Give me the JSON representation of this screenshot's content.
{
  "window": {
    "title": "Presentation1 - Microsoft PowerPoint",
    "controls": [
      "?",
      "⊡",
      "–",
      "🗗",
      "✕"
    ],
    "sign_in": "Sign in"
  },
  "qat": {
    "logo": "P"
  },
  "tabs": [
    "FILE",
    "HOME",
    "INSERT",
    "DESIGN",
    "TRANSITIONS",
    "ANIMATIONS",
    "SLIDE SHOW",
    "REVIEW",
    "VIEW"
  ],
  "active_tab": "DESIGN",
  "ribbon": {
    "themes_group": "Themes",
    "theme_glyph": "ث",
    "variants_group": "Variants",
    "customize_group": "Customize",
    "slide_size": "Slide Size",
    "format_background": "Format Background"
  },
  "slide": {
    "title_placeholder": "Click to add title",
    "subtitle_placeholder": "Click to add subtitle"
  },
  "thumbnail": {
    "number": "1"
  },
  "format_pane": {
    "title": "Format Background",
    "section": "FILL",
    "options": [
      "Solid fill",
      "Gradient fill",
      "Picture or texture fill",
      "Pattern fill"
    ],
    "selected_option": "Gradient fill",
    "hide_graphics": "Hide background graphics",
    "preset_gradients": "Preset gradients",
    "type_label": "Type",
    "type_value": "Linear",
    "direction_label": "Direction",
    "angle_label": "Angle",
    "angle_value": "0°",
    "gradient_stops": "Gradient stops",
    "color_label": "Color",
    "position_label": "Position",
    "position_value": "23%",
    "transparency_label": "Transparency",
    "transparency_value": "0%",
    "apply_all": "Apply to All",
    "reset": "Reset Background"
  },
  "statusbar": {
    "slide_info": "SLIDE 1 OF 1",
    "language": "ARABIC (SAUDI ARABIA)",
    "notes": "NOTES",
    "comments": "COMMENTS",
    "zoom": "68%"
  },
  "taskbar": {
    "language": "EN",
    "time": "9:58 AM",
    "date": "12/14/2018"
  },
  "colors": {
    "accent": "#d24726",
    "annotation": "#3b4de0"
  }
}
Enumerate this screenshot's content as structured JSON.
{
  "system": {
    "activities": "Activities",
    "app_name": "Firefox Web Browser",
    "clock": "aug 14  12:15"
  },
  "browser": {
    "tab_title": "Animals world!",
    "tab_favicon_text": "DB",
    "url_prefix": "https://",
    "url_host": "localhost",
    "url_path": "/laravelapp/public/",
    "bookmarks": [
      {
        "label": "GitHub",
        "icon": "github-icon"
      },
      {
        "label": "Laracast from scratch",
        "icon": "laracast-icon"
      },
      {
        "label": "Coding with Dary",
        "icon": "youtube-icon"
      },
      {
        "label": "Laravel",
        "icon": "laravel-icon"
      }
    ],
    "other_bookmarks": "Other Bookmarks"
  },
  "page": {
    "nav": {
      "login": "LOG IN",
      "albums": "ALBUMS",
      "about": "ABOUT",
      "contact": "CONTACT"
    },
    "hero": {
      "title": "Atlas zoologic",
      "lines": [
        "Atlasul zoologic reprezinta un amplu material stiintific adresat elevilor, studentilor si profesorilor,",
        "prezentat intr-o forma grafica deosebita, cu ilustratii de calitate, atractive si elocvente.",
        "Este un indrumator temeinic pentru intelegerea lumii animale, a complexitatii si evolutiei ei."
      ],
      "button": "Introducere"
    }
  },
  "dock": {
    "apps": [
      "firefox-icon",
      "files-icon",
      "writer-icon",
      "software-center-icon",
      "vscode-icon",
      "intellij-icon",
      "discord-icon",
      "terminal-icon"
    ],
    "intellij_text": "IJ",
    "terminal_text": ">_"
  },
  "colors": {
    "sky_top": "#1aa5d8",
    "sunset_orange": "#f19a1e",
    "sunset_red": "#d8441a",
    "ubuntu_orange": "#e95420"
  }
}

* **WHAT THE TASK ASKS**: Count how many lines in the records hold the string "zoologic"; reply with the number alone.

* **WRITTEN ANSWER**: 2